**Assigned task**
Reproduce the records below; each should match the original exactly.

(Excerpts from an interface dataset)

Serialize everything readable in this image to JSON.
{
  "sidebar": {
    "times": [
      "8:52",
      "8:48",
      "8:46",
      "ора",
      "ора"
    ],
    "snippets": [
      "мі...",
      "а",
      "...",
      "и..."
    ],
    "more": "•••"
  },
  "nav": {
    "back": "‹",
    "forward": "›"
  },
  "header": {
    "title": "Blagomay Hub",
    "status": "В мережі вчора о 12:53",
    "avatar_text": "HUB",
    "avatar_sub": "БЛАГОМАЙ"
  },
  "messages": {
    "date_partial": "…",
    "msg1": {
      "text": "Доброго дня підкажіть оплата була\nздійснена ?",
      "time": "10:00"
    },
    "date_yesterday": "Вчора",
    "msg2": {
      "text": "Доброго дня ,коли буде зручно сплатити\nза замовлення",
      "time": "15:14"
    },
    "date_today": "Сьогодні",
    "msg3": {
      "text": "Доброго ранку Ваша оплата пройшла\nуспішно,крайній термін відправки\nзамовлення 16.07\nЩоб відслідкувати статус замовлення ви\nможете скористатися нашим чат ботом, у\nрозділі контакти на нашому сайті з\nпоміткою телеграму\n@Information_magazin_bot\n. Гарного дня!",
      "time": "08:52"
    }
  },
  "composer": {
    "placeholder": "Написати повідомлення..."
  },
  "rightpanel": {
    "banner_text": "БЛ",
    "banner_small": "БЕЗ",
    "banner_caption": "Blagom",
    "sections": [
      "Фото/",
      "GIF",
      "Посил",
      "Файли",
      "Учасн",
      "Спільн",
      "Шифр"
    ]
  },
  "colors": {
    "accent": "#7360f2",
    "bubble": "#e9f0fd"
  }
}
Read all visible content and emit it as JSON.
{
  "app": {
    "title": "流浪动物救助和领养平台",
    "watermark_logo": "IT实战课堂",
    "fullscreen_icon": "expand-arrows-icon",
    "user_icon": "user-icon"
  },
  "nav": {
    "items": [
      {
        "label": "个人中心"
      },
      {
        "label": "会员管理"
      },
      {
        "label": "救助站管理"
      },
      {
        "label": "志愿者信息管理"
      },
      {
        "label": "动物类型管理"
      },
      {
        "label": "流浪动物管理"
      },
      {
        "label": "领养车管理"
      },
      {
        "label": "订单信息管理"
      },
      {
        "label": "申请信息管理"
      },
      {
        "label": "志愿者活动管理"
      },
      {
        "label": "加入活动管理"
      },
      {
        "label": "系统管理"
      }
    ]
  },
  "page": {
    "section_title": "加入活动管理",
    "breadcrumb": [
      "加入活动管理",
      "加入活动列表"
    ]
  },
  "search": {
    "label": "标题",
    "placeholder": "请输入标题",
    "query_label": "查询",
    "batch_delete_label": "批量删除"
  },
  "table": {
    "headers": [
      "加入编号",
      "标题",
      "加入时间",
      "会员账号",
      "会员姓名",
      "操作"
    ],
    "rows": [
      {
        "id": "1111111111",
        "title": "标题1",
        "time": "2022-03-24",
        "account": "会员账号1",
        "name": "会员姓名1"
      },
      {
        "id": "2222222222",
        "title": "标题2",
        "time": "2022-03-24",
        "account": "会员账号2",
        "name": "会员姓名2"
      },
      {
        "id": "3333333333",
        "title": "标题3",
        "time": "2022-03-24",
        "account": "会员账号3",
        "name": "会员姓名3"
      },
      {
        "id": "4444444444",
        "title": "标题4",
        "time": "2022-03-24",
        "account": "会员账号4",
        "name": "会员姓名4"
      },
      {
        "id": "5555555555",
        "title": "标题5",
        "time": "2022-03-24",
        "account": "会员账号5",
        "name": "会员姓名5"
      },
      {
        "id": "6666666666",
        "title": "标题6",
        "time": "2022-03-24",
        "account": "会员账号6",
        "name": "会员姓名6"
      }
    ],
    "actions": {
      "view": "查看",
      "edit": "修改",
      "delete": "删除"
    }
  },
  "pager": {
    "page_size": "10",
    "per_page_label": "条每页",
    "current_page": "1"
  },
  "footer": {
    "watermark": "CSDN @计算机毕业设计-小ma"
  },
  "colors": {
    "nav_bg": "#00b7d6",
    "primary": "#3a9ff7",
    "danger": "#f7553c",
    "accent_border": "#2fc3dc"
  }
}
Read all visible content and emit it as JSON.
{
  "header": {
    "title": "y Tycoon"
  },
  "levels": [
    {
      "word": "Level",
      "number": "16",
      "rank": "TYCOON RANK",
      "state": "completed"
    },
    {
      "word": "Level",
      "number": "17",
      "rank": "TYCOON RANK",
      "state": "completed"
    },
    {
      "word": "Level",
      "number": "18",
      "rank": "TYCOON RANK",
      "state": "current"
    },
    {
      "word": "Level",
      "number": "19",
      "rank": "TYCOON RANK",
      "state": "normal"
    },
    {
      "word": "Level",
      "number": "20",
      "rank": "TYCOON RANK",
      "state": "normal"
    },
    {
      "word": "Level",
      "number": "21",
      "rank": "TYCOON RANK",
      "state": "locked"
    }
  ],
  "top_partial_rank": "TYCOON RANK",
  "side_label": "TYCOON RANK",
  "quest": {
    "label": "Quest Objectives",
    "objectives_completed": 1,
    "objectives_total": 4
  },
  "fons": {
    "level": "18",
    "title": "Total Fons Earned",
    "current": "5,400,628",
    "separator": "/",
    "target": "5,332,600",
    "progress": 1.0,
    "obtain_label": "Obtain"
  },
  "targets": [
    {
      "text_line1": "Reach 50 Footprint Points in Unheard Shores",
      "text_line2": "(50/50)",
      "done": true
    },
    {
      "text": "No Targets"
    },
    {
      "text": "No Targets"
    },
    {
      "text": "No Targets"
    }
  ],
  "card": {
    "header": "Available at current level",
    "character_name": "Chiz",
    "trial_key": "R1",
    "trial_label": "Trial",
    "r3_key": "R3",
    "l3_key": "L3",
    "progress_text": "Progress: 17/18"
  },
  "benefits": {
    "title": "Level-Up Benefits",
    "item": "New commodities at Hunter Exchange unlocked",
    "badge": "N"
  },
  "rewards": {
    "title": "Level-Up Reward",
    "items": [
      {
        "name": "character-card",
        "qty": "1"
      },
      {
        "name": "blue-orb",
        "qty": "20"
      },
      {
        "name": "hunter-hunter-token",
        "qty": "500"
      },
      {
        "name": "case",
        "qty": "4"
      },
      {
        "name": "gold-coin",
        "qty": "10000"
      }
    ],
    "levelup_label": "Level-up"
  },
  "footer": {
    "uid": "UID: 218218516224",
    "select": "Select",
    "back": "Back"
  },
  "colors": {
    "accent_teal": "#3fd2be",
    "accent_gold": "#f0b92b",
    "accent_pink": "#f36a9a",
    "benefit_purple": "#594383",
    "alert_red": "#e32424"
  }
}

**Exercise output**
Serialize everything readable in this image to JSON.
{
  "sidebar": {
    "times": [
      "8:52",
      "8:48",
      "8:46",
      "ора",
      "ора"
    ],
    "snippets": [
      "мі...",
      "а",
      "...",
      "и..."
    ],
    "more": "•••"
  },
  "nav": {
    "back": "‹",
    "forward": "›"
  },
  "header": {
    "title": "Blagomay Hub",
    "status": "В мережі вчора о 12:53",
    "avatar_text": "HUB",
    "avatar_sub": "БЛАГОМАЙ"
  },
  "messages": {
    "date_partial": "…",
    "msg1": {
      "text": "Доброго дня підкажіть оплата була\nздійснена ?",
      "time": "10:00"
    },
    "date_yesterday": "Вчора",
    "msg2": {
      "text": "Доброго дня ,коли буде зручно сплатити\nза замовлення",
      "time": "15:14"
    },
    "date_today": "Сьогодні",
    "msg3": {
      "text": "Доброго ранку Ваша оплата пройшла\nуспішно,крайній термін відправки\nзамовлення 16.07\nЩоб відслідкувати статус замовлення ви\nможете скористатися нашим чат ботом, у\nрозділі контакти на нашому сайті з\nпоміткою телеграму\n@Information_magazin_bot\n. Гарного дня!",
      "time": "08:52"
    }
  },
  "composer": {
    "placeholder": "Написати повідомлення..."
  },
  "rightpanel": {
    "banner_text": "БЛ",
    "banner_small": "БЕЗ",
    "banner_caption": "Blagom",
    "sections": [
      "Фото/",
      "GIF",
      "Посил",
      "Файли",
      "Учасн",
      "Спільн",
      "Шифр"
    ]
  },
  "colors": {
    "accent": "#7360f2",
    "bubble": "#e9f0fd"
  }
}
Read all visible content and emit it as JSON.
{
  "app": {
    "title": "流浪动物救助和领养平台",
    "watermark_logo": "IT实战课堂",
    "fullscreen_icon": "expand-arrows-icon",
    "user_icon": "user-icon"
  },
  "nav": {
    "items": [
      {
        "label": "个人中心"
      },
      {
        "label": "会员管理"
      },
      {
        "label": "救助站管理"
      },
      {
        "label": "志愿者信息管理"
      },
      {
        "label": "动物类型管理"
      },
      {
        "label": "流浪动物管理"
      },
      {
        "label": "领养车管理"
      },
      {
        "label": "订单信息管理"
      },
      {
        "label": "申请信息管理"
      },
      {
        "label": "志愿者活动管理"
      },
      {
        "label": "加入活动管理"
      },
      {
        "label": "系统管理"
      }
    ]
  },
  "page": {
    "section_title": "加入活动管理",
    "breadcrumb": [
      "加入活动管理",
      "加入活动列表"
    ]
  },
  "search": {
    "label": "标题",
    "placeholder": "请输入标题",
    "query_label": "查询",
    "batch_delete_label": "批量删除"
  },
  "table": {
    "headers": [
      "加入编号",
      "标题",
      "加入时间",
      "会员账号",
      "会员姓名",
      "操作"
    ],
    "rows": [
      {
        "id": "1111111111",
        "title": "标题1",
        "time": "2022-03-24",
        "account": "会员账号1",
        "name": "会员姓名1"
      },
      {
        "id": "2222222222",
        "title": "标题2",
        "time": "2022-03-24",
        "account": "会员账号2",
        "name": "会员姓名2"
      },
      {
        "id": "3333333333",
        "title": "标题3",
        "time": "2022-03-24",
        "account": "会员账号3",
        "name": "会员姓名3"
      },
      {
        "id": "4444444444",
        "title": "标题4",
        "time": "2022-03-24",
        "account": "会员账号4",
        "name": "会员姓名4"
      },
      {
        "id": "5555555555",
        "title": "标题5",
        "time": "2022-03-24",
        "account": "会员账号5",
        "name": "会员姓名5"
      },
      {
        "id": "6666666666",
        "title": "标题6",
        "time": "2022-03-24",
        "account": "会员账号6",
        "name": "会员姓名6"
      }
    ],
    "actions": {
      "view": "查看",
      "edit": "修改",
      "delete": "删除"
    }
  },
  "pager": {
    "page_size": "10",
    "per_page_label": "条每页",
    "current_page": "1"
  },
  "footer": {
    "watermark": "CSDN @计算机毕业设计-小ma"
  },
  "colors": {
    "nav_bg": "#00b7d6",
    "primary": "#3a9ff7",
    "danger": "#f7553c",
    "accent_border": "#2fc3dc"
  }
}
Read all visible content and emit it as JSON.
{
  "header": {
    "title": "y Tycoon"
  },
  "levels": [
    {
      "word": "Level",
      "number": "16",
      "rank": "TYCOON RANK",
      "state": "completed"
    },
    {
      "word": "Level",
      "number": "17",
      "rank": "TYCOON RANK",
      "state": "completed"
    },
    {
      "word": "Level",
      "number": "18",
      "rank": "TYCOON RANK",
      "state": "current"
    },
    {
      "word": "Level",
      "number": "19",
      "rank": "TYCOON RANK",
      "state": "normal"
    },
    {
      "word": "Level",
      "number": "20",
      "rank": "TYCOON RANK",
      "state": "normal"
    },
    {
      "word": "Level",
      "number": "21",
      "rank": "TYCOON RANK",
      "state": "locked"
    }
  ],
  "top_partial_rank": "TYCOON RANK",
  "side_label": "TYCOON RANK",
  "quest": {
    "label": "Quest Objectives",
    "objectives_completed": 1,
    "objectives_total": 4
  },
  "fons": {
    "level": "18",
    "title": "Total Fons Earned",
    "current": "5,400,628",
    "separator": "/",
    "target": "5,332,600",
    "progress": 1.0,
    "obtain_label": "Obtain"
  },
  "targets": [
    {
      "text_line1": "Reach 50 Footprint Points in Unheard Shores",
      "text_line2": "(50/50)",
      "done": true
    },
    {
      "text": "No Targets"
    },
    {
      "text": "No Targets"
    },
    {
      "text": "No Targets"
    }
  ],
  "card": {
    "header": "Available at current level",
    "character_name": "Chiz",
    "trial_key": "R1",
    "trial_label": "Trial",
    "r3_key": "R3",
    "l3_key": "L3",
    "progress_text": "Progress: 17/18"
  },
  "benefits": {
    "title": "Level-Up Benefits",
    "item": "New commodities at Hunter Exchange unlocked",
    "badge": "N"
  },
  "rewards": {
    "title": "Level-Up Reward",
    "items": [
      {
        "name": "character-card",
        "qty": "1"
      },
      {
        "name": "blue-orb",
        "qty": "20"
      },
      {
        "name": "hunter-hunter-token",
        "qty": "500"
      },
      {
        "name": "case",
        "qty": "4"
      },
      {
        "name": "gold-coin",
        "qty": "10000"
      }
    ],
    "levelup_label": "Level-up"
  },
  "footer": {
    "uid": "UID: 218218516224",
    "select": "Select",
    "back": "Back"
  },
  "colors": {
    "accent_teal": "#3fd2be",
    "accent_gold": "#f0b92b",
    "accent_pink": "#f36a9a",
    "benefit_purple": "#594383",
    "alert_red": "#e32424"
  }
}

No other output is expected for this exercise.